Which county will become the first to close all of its correctional facilities?

As the U.S. prison population continues to balloon, the nation’s top prison system is grappling with how to manage the aging facilities and keep them safe.

As many as a half-dozen counties in the South and West have already closed or are considering closing their facilities, including Georgia’s McDonough County in the Atlanta suburbs.

The Georgia Department of Corrections said in a statement it has no immediate plans to reopen.

It cited a recent decline in inmate occupancy and a shortage of staff.

“There are no new vacancies at McDonaughey County, but we do have limited capacity at several facilities, and there are not enough correctional officers to keep up with the growing demand for our services,” the statement said.

In Mississippi, the state’s largest county, the Jackson Department of Correction closed its prison on Dec. 23 after a prison safety and health crisis prompted the state to suspend its use of solitary confinement for inmates and temporarily suspend use of electronic monitoring devices.

The state also said it is reviewing its use-of-force policy, and has asked the Department of Public Safety to review its use policies and training.

“It is time for us to focus on the health and safety of our citizens and the public, and that includes those incarcerated at the McDonaghy County Correctional Facility,” the state said in the statement.

“It is imperative that all correctional officers have the training and the training necessary to provide a safe environment and ensure the health, safety and welfare of our communities.”

Officials from other states, including Florida, Alabama, Tennessee and Texas, have also said they will review their use-code policies.

The closure of prisons nationwide follows a string of closures at other facilities.
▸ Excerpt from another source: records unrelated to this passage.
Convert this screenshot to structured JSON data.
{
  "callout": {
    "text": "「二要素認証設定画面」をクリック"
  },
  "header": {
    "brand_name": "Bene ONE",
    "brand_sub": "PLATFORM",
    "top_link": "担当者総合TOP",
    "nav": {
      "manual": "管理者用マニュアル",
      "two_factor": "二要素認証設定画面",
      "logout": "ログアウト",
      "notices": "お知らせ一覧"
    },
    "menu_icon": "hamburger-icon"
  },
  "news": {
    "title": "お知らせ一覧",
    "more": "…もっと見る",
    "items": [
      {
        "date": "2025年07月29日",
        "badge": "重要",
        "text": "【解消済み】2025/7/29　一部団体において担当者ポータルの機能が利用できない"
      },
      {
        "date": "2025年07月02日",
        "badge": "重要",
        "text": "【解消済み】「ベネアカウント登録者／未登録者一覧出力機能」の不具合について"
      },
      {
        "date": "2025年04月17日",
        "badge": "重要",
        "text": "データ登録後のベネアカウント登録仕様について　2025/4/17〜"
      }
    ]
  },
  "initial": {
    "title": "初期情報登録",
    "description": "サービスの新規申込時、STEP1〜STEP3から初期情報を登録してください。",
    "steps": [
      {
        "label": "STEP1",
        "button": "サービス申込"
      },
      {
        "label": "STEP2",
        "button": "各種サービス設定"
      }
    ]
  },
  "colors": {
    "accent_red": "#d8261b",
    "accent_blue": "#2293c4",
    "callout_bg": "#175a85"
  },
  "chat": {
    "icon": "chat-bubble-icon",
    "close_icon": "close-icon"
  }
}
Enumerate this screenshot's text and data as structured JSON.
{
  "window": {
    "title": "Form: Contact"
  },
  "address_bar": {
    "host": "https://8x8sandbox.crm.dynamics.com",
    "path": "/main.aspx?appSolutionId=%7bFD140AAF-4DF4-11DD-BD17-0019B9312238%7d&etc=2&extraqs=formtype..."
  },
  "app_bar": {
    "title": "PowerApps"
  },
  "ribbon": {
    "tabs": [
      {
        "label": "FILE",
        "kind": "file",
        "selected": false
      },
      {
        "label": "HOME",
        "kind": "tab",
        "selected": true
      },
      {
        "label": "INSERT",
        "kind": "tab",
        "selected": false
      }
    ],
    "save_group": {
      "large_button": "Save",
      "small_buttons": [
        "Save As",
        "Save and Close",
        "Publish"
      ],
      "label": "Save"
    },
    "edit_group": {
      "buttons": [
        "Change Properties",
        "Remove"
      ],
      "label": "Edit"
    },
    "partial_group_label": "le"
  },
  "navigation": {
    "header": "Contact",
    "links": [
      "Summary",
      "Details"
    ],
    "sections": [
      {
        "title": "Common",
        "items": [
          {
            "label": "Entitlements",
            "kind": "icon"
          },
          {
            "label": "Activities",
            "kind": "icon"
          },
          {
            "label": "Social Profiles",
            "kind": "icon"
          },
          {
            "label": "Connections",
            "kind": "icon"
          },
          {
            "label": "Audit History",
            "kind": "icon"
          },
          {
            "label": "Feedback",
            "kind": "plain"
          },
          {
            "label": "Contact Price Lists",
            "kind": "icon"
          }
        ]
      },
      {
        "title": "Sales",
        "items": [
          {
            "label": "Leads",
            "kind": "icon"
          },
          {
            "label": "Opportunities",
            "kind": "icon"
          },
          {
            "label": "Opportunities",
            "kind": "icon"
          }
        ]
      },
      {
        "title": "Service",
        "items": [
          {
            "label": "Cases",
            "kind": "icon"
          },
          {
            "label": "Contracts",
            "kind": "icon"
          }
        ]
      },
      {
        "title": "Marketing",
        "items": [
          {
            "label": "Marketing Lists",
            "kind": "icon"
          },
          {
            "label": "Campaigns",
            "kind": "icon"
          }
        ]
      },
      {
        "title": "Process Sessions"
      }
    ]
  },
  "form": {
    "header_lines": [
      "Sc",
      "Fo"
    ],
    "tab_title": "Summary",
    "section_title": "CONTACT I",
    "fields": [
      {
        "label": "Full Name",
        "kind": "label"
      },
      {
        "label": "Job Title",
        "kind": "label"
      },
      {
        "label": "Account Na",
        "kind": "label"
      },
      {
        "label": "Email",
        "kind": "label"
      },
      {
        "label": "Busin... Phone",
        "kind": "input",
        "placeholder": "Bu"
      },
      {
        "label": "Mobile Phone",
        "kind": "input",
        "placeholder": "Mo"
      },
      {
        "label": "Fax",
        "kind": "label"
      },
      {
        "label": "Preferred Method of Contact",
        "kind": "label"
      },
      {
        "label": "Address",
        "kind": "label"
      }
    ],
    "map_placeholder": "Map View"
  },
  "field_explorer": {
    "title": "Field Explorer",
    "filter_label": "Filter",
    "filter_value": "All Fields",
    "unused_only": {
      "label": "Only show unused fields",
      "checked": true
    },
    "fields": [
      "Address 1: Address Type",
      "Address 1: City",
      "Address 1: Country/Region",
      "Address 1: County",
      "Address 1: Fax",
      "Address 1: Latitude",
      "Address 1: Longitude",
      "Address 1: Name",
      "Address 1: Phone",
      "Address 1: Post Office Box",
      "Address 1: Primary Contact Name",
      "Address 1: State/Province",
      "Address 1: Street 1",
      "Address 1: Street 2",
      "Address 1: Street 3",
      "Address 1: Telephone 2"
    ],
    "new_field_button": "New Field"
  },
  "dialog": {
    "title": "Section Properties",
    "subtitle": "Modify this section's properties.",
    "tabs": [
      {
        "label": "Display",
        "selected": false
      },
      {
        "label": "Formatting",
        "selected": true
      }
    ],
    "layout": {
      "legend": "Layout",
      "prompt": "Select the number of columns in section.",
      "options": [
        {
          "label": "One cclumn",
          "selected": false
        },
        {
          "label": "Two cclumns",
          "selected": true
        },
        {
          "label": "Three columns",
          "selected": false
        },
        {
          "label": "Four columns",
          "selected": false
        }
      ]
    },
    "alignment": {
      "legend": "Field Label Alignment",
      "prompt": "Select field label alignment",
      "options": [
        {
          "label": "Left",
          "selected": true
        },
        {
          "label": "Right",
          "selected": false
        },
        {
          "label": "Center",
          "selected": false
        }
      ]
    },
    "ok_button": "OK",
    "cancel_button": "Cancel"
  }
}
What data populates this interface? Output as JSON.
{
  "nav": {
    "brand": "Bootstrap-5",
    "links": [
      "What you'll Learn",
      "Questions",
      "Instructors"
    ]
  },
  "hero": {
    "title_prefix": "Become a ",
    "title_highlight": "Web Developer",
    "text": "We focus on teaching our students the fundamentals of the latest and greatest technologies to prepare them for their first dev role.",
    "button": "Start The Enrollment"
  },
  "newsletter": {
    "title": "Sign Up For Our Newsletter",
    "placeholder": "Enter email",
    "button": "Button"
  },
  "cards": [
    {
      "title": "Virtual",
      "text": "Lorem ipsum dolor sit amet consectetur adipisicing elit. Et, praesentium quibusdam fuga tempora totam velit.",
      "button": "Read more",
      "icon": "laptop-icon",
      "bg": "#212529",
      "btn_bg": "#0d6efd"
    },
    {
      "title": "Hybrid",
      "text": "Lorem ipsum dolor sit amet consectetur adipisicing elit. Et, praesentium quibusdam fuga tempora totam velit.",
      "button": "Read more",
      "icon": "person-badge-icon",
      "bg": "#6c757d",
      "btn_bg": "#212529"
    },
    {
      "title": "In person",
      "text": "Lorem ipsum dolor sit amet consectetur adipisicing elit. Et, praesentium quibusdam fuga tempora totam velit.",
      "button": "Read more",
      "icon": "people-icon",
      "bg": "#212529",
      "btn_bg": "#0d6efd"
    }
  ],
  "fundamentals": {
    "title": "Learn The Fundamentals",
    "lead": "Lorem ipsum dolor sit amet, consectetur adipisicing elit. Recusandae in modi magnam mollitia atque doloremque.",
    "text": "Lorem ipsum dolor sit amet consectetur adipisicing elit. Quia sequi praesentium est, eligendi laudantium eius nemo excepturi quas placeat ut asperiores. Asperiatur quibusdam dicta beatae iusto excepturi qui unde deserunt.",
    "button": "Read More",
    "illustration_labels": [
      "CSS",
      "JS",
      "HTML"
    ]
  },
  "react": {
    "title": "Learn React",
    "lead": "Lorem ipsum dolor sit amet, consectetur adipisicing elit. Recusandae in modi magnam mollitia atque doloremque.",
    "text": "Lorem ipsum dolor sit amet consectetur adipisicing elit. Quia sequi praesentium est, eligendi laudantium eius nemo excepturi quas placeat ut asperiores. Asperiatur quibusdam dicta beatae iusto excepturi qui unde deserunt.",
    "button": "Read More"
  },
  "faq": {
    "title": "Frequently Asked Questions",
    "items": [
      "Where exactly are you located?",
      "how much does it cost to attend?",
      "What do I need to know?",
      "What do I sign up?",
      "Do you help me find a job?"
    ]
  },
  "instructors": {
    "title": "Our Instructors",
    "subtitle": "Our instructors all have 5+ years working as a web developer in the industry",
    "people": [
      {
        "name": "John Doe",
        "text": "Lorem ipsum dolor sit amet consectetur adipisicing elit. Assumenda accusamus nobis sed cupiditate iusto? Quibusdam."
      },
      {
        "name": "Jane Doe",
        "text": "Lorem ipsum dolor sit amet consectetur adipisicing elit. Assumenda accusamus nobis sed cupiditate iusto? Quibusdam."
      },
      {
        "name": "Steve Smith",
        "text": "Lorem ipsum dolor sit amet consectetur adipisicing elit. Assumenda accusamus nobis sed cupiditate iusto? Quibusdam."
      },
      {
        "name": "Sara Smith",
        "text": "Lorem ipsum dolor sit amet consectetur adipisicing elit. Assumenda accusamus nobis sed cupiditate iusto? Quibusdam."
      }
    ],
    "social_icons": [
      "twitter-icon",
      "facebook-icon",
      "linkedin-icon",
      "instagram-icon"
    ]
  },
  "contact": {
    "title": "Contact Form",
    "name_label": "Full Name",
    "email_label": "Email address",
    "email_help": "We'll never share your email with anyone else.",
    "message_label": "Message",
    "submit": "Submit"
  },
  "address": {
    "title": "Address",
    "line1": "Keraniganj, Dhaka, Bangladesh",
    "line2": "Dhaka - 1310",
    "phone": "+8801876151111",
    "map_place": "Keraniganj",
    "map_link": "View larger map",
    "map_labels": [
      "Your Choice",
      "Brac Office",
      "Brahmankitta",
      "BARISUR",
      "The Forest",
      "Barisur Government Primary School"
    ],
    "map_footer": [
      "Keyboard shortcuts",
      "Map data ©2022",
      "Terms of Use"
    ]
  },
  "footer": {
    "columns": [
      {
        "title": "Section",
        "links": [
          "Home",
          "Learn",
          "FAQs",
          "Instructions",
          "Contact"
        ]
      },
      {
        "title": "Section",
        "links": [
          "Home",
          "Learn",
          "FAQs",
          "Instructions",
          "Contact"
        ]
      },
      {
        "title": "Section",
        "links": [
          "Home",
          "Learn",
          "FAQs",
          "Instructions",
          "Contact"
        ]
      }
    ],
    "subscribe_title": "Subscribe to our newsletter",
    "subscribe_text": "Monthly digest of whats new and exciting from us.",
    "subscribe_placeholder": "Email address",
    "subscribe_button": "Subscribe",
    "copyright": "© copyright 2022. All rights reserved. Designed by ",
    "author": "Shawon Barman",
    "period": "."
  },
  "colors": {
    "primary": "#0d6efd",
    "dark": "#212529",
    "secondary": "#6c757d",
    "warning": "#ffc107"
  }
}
In March, the Department for Homeland Security announced it was reducing the number of inmates it holds at facilities nationwide by 50 percent and moving them to county jails.